It has been laboriously going through the process of getting many of these shows back to production and showrunners from four of its shows – Gordon Ramsay: Uncharted, Running Wild with Bear Grylls, Queens and Category Six – were present at the network’s virtual TCA presentation to reveal how they’ve done it.
Gordon Ramsay: Uncharted has just completed episodes in Croatia, Iceland, Portugal and Finland as it heads into its third season, Running Wild with Bear Grylls has just completed filming an episode in Iceland, female-focused wildlife series Queens is currently shooting in Kenya and the UK and Category Six has been chasing storms in the U.S. since May 11.
Gordon Ramsay: Uncharted showrunner Jon Kroll revealed that the show, which is produced by Studio Ramsay, returned to production with the help of military specialists. “We could wait until next year, but we really wanted to get back to work, if we could go back safely,” he said.
Kroll said the weirdest challenge is the difference in local processes and said that the biggest difficult is that the crew is often at the mercy of local airport officials. “Confusion is the biggest issue because the rules are changing on a weekly basis,” he added.
Queens showrunner Vanessa Berlowitz revealed that it had cancelled a shoot in the Congo as the production was wary of passing COVID-19 to animals, particularly great apes and monkeys. “We’ve had to make some really complex decisions, not only about our own safely but with the animals we’re filming,” she said.
Lisa Bloch, showrunner of Category Six said that the show had been forced to significantly reduce its crew, in some instances, down to one person. “We’re looking forward to getting more people out in the field,” she said.
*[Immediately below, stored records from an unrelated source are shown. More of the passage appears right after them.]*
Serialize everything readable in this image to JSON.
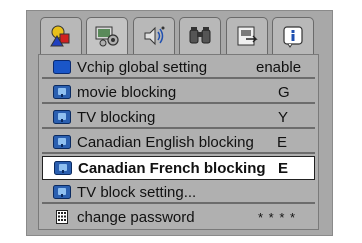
{
  "tabs": [
    {
      "icon": "color-shapes-icon",
      "active": false
    },
    {
      "icon": "settings-icon",
      "active": true
    },
    {
      "icon": "speaker-icon",
      "active": false
    },
    {
      "icon": "binoculars-icon",
      "active": false
    },
    {
      "icon": "source-input-icon",
      "active": false
    },
    {
      "icon": "info-icon",
      "active": false
    }
  ],
  "menu": {
    "items": [
      {
        "label": "Vchip global setting",
        "value": "enable",
        "icon": "screen-icon"
      },
      {
        "label": "movie blocking",
        "value": "G",
        "icon": "tv-icon"
      },
      {
        "label": "TV blocking",
        "value": "Y",
        "icon": "tv-icon"
      },
      {
        "label": "Canadian English blocking",
        "value": "E",
        "icon": "tv-icon"
      },
      {
        "label": "Canadian French blocking",
        "value": "E",
        "icon": "tv-icon",
        "selected": true
      },
      {
        "label": "TV block setting...",
        "value": "",
        "icon": "tv-icon"
      },
      {
        "label": "change password",
        "value": "* * * *",
        "icon": "keypad-icon"
      }
    ]
  },
  "colors": {
    "screen_blue": "#1a56c8",
    "tv_blue": "#2a5fb0",
    "selected_bg": "#ffffff"
  }
}
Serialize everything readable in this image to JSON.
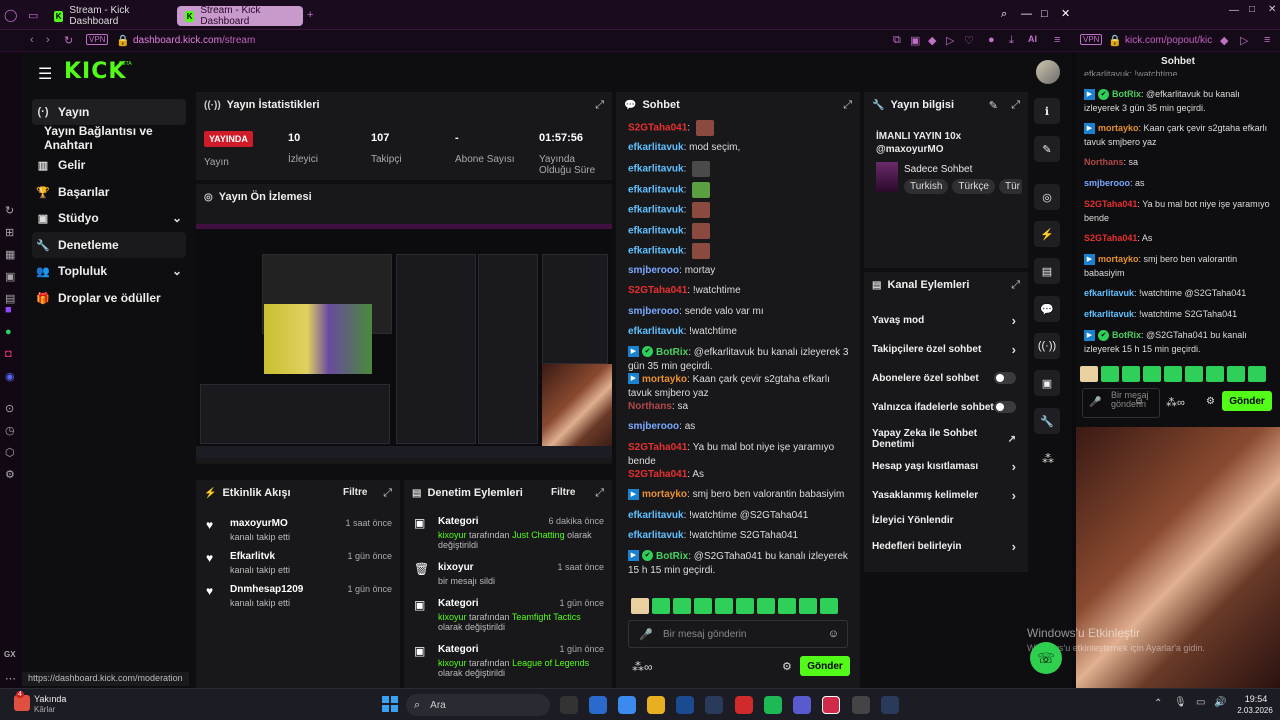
{
  "browser": {
    "tabs": [
      {
        "label": "Stream - Kick Dashboard"
      },
      {
        "label": "Stream - Kick Dashboard"
      }
    ],
    "url_host": "dashboard.kick.com",
    "url_path": "/stream",
    "url_prefix": "",
    "vpn": "VPN",
    "ai": "AI",
    "popout_url": "kick.com/popout/kic",
    "status_url": "https://dashboard.kick.com/moderation"
  },
  "brand": {
    "logo": "KICK",
    "beta": "BETA"
  },
  "nav": {
    "items": [
      {
        "label": "Yayın",
        "icon": "broadcast-icon"
      },
      {
        "label": "Yayın Bağlantısı ve Anahtarı",
        "icon": ""
      },
      {
        "label": "Gelir",
        "icon": "revenue-icon"
      },
      {
        "label": "Başarılar",
        "icon": "trophy-icon"
      },
      {
        "label": "Stüdyo",
        "icon": "studio-icon"
      },
      {
        "label": "Denetleme",
        "icon": "wrench-icon"
      },
      {
        "label": "Topluluk",
        "icon": "community-icon"
      },
      {
        "label": "Droplar ve ödüller",
        "icon": "gift-icon"
      }
    ]
  },
  "stats": {
    "title": "Yayın İstatistikleri",
    "live_badge": "YAYINDA",
    "live_label": "Yayın",
    "viewers": {
      "value": "10",
      "label": "İzleyici"
    },
    "followers": {
      "value": "107",
      "label": "Takipçi"
    },
    "subs": {
      "value": "-",
      "label": "Abone Sayısı"
    },
    "uptime": {
      "value": "01:57:56",
      "label": "Yayında Olduğu Süre"
    }
  },
  "preview": {
    "title": "Yayın Ön İzlemesi"
  },
  "activity": {
    "title": "Etkinlik Akışı",
    "filter": "Filtre",
    "items": [
      {
        "user": "maxoyurMO",
        "text": "kanalı takip etti",
        "time": "1 saat önce"
      },
      {
        "user": "Efkarlitvk",
        "text": "kanalı takip etti",
        "time": "1 gün önce"
      },
      {
        "user": "Dnmhesap1209",
        "text": "kanalı takip etti",
        "time": "1 gün önce"
      }
    ]
  },
  "modactions": {
    "title": "Denetim Eylemleri",
    "filter": "Filtre",
    "items": [
      {
        "title": "Kategori",
        "time": "6 dakika önce",
        "actor": "kixoyur",
        "mid": " tarafından ",
        "target": "Just Chatting",
        "tail": " olarak değiştirildi"
      },
      {
        "title": "kixoyur",
        "time": "1 saat önce",
        "line": "bir mesajı sildi"
      },
      {
        "title": "Kategori",
        "time": "1 gün önce",
        "actor": "kixoyur",
        "mid": " tarafından ",
        "target": "Teamfight Tactics",
        "tail": " olarak değiştirildi"
      },
      {
        "title": "Kategori",
        "time": "1 gün önce",
        "actor": "kixoyur",
        "mid": " tarafından ",
        "target": "League of Legends",
        "tail": " olarak değiştirildi"
      }
    ]
  },
  "chat": {
    "title": "Sohbet",
    "placeholder": "Bir mesaj gönderin",
    "send": "Gönder",
    "messages": [
      {
        "user": "S2GTaha041",
        "cls": "u-r",
        "text": ""
      },
      {
        "user": "efkarlitavuk",
        "cls": "u-g",
        "text": "mod seçim,"
      },
      {
        "user": "efkarlitavuk",
        "cls": "u-g",
        "text": ""
      },
      {
        "user": "efkarlitavuk",
        "cls": "u-g",
        "text": ""
      },
      {
        "user": "efkarlitavuk",
        "cls": "u-g",
        "text": ""
      },
      {
        "user": "efkarlitavuk",
        "cls": "u-g",
        "text": ""
      },
      {
        "user": "efkarlitavuk",
        "cls": "u-g",
        "text": ""
      },
      {
        "user": "smjberooo",
        "cls": "u-b",
        "text": "mortay"
      },
      {
        "user": "S2GTaha041",
        "cls": "u-r",
        "text": "!watchtime"
      },
      {
        "user": "smjberooo",
        "cls": "u-b",
        "text": "sende valo var mı"
      },
      {
        "user": "efkarlitavuk",
        "cls": "u-g",
        "text": "!watchtime"
      },
      {
        "user": "BotRix",
        "cls": "u-bot",
        "text": "@efkarlitavuk bu kanalı izleyerek 3 gün 35 min geçirdi."
      },
      {
        "user": "mortayko",
        "cls": "u-o",
        "text": "Kaan çark çevir s2gtaha efkarlı tavuk smjbero yaz"
      },
      {
        "user": "Northans",
        "cls": "u-br",
        "text": "sa"
      },
      {
        "user": "smjberooo",
        "cls": "u-b",
        "text": "as"
      },
      {
        "user": "S2GTaha041",
        "cls": "u-r",
        "text": "Ya bu mal bot niye işe yaramıyo bende"
      },
      {
        "user": "S2GTaha041",
        "cls": "u-r",
        "text": "As"
      },
      {
        "user": "mortayko",
        "cls": "u-o",
        "text": "smj bero ben valorantin babasiyim"
      },
      {
        "user": "efkarlitavuk",
        "cls": "u-g",
        "text": "!watchtime @S2GTaha041"
      },
      {
        "user": "efkarlitavuk",
        "cls": "u-g",
        "text": "!watchtime S2GTaha041"
      },
      {
        "user": "BotRix",
        "cls": "u-bot",
        "text": "@S2GTaha041 bu kanalı izleyerek 15 h 15 min geçirdi."
      }
    ]
  },
  "info": {
    "title": "Yayın bilgisi",
    "stream_title": "İMANLI YAYIN 10x @maxoyurMO",
    "category": "Sadece Sohbet",
    "tags": [
      "Turkish",
      "Türkçe",
      "Tür"
    ]
  },
  "channel": {
    "title": "Kanal Eylemleri",
    "items": [
      {
        "label": "Yavaş mod",
        "type": "arrow"
      },
      {
        "label": "Takipçilere özel sohbet",
        "type": "arrow"
      },
      {
        "label": "Abonelere özel sohbet",
        "type": "toggle"
      },
      {
        "label": "Yalnızca ifadelerle sohbet",
        "type": "toggle"
      },
      {
        "label": "Yapay Zeka ile Sohbet Denetimi",
        "type": "ext"
      },
      {
        "label": "Hesap yaşı kısıtlaması",
        "type": "arrow"
      },
      {
        "label": "Yasaklanmış kelimeler",
        "type": "arrow"
      },
      {
        "label": "İzleyici Yönlendir",
        "type": "none"
      },
      {
        "label": "Hedefleri belirleyin",
        "type": "arrow"
      }
    ]
  },
  "popout": {
    "title": "Sohbet",
    "placeholder": "Bir mesaj gönderin",
    "send": "Gönder",
    "top_cut": "efkarlitavuk: !watchtime",
    "messages": [
      {
        "user": "BotRix",
        "cls": "u-bot",
        "text": "@efkarlitavuk bu kanalı izleyerek 3 gün 35 min geçirdi."
      },
      {
        "user": "mortayko",
        "cls": "u-o",
        "text": "Kaan çark çevir s2gtaha efkarlı tavuk smjbero yaz"
      },
      {
        "user": "Northans",
        "cls": "u-br",
        "text": "sa"
      },
      {
        "user": "smjberooo",
        "cls": "u-b",
        "text": "as"
      },
      {
        "user": "S2GTaha041",
        "cls": "u-r",
        "text": "Ya bu mal bot niye işe yaramıyo bende"
      },
      {
        "user": "S2GTaha041",
        "cls": "u-r",
        "text": "As"
      },
      {
        "user": "mortayko",
        "cls": "u-o",
        "text": "smj bero ben valorantin babasiyim"
      },
      {
        "user": "efkarlitavuk",
        "cls": "u-g",
        "text": "!watchtime @S2GTaha041"
      },
      {
        "user": "efkarlitavuk",
        "cls": "u-g",
        "text": "!watchtime S2GTaha041"
      },
      {
        "user": "BotRix",
        "cls": "u-bot",
        "text": "@S2GTaha041 bu kanalı izleyerek 15 h 15 min geçirdi."
      }
    ]
  },
  "watermark": {
    "line1": "Windows'u Etkinleştir",
    "line2": "Windows'u etkinleştirmek için Ayarlar'a gidin."
  },
  "taskbar": {
    "weather_title": "Yakında",
    "weather_sub": "Kârlar",
    "weather_badge": "4",
    "search": "Ara",
    "time": "19:54",
    "date": "2.03.2026"
  },
  "opera": {
    "gx": "GX"
  },
  "colors": {
    "accent": "#53fc18",
    "live": "#d01b2a",
    "chrome": "#c060c0"
  }
}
One of the challenges faced shooting in the U.S., she added was the differences between filming protocols in different states, so for instance, it was chasing one storm that it could film up until it hits New Jersey, but is unable to shoot in the Garden State because of its 14-day quarantine rules.
Michelle Upton, SVP, production management, National Geographic, said that the network and its owner Disney was working on a weekly basis to vet its productions before they go out in the field. “As part of the approval process, we’re taking a look in real time at locations, whether COVID-19 testing is needed, whether we need to quarantine crews, having teams working in small pods. Keeping crews and talented safe is our number one priority,” she said.